* _What you are asked to do_:
Copy out every line from the records that includes "不透明度".

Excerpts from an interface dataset

· · · · · · ·

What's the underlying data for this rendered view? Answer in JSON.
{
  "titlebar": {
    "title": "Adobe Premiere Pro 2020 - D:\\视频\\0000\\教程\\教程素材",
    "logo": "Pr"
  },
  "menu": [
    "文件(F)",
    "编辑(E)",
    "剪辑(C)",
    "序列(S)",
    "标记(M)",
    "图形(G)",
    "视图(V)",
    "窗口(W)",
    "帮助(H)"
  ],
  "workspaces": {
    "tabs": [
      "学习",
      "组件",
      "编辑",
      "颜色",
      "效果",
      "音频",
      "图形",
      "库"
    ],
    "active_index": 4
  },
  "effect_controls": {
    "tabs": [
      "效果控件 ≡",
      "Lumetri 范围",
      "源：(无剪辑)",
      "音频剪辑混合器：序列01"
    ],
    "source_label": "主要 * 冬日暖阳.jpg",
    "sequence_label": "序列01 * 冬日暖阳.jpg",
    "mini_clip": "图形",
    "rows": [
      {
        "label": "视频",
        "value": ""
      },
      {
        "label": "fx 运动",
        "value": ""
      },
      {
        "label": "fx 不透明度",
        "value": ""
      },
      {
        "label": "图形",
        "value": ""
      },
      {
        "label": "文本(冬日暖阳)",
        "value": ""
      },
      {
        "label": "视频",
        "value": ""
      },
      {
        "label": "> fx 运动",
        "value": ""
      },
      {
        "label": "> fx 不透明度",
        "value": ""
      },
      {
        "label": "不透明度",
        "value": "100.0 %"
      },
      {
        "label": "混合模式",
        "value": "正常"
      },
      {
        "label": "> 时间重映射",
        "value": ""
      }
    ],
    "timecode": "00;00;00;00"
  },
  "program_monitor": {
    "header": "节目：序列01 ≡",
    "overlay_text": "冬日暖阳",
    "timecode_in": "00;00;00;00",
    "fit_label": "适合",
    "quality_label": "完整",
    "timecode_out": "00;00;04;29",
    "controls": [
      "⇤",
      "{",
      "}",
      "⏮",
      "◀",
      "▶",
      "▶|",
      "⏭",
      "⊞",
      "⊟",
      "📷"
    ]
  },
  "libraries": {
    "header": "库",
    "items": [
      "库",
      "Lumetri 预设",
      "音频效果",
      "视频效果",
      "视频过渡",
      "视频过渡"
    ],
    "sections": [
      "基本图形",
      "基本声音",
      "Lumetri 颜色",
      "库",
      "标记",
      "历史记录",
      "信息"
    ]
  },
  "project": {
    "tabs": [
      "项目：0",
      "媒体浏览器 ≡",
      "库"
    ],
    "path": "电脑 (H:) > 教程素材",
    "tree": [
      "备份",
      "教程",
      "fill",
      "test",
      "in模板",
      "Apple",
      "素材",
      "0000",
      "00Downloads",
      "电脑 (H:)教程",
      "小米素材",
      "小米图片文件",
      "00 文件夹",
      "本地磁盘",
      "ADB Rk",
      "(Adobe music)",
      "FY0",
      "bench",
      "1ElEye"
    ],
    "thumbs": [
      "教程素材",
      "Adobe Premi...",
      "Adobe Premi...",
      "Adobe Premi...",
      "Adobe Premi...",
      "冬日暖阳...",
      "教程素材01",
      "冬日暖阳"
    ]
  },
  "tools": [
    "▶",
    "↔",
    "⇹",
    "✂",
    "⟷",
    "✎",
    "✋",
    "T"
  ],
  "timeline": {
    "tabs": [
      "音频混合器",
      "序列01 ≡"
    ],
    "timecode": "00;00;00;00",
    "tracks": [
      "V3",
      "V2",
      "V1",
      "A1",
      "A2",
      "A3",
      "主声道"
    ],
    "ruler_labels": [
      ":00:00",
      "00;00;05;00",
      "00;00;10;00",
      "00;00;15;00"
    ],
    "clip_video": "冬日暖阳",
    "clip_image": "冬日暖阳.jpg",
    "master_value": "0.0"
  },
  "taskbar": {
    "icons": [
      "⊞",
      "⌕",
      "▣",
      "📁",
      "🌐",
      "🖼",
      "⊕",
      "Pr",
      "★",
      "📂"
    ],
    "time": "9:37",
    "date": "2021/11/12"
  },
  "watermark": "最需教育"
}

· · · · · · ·

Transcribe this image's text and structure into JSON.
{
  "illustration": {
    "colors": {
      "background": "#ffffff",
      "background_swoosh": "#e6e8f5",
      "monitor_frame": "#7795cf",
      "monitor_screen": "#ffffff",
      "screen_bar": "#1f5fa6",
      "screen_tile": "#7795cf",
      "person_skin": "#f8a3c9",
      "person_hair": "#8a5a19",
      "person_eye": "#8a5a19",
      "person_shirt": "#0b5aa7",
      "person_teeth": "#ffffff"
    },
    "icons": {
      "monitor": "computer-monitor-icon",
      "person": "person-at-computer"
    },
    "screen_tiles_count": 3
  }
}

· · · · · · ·

* _Exercise response_:
        "label": "fx 不透明度",
        "label": "> fx 不透明度",
        "label": "不透明度",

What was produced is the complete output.